Related topics: immune cells · cells

Truncated immune system receptors may regulate cellular activity

MIT Media Lab researchers have discovered that shortened versions of immunity-related protein receptors, long written off as incomplete and therefore nonfunctional, can bind with their natural counterparts on the cell membrane ...

From bugs to drugs

A new study led by Prof Shoumo Bhattacharya has decoded the structure of unique proteins found in tick saliva and created new ones not found in nature, paving the way for a new generation of "Swiss-army knife' anti-inflammatory ...

Without a trace: Cells keep to one direction by erasing the path

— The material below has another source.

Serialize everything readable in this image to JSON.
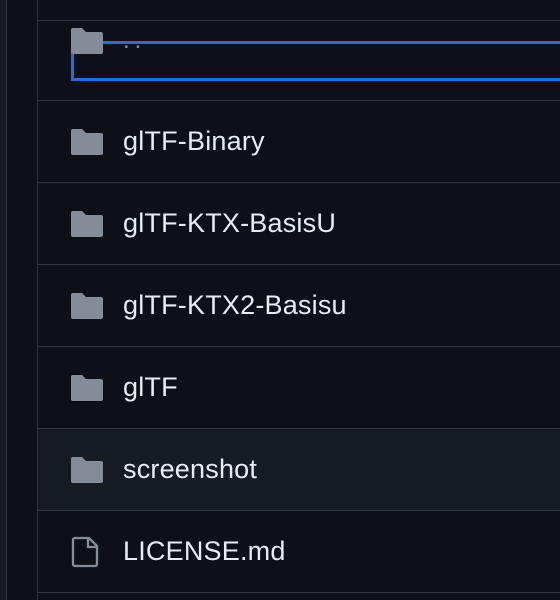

(Phys.org) —Migrating cells, it seems, cover their tracks not for fear of being followed, but to keep moving forward. Scientists at the European Molecular Biology Laboratory (EMBL) in Heidelberg, Germany, have now shown ...

Biomarkers detected for Chikungunya fever

Three specific biomarkers provide an accurate indication of the severity of Chikungunya fever (CHIKF), which is emerging as a threat in South-East Asia, the Pacific and Europe, according to research conducted in Singapore.

Chemokine

Chemokines (Greek -kinos, movement) are a family of small cytokines, or proteins secreted by cells. Their name is derived from their ability to induce directed chemotaxis in nearby responsive cells; they are chemotactic cytokines. Proteins are classified as chemokines according to shared structural characteristics such as small size (they are all approximately 8-10 kilodaltons in size), and the presence of four cysteine residues in conserved locations that are key to forming their 3-dimensional shape. However, these proteins have historically been known under several other names including the SIS family of cytokines, SIG family of cytokines, SCY family of cytokines, Platelet factor-4 superfamily or intercrines. Some chemokines are considered pro-inflammatory and can be induced during an immune response to recruit cells of the immune system to a site of infection, while others are considered homeostatic and are involved in controlling the migration of cells during normal processes of tissue maintenance or development. Chemokines are found in all vertebrates, some viruses and some bacteria, but none have been described for other invertebrates. These proteins exert their biological effects by interacting with G protein-linked transmembrane receptors called chemokine receptors, that are selectively found on the surfaces of their target cells.

This text uses material from Wikipedia, licensed under CC BY-SA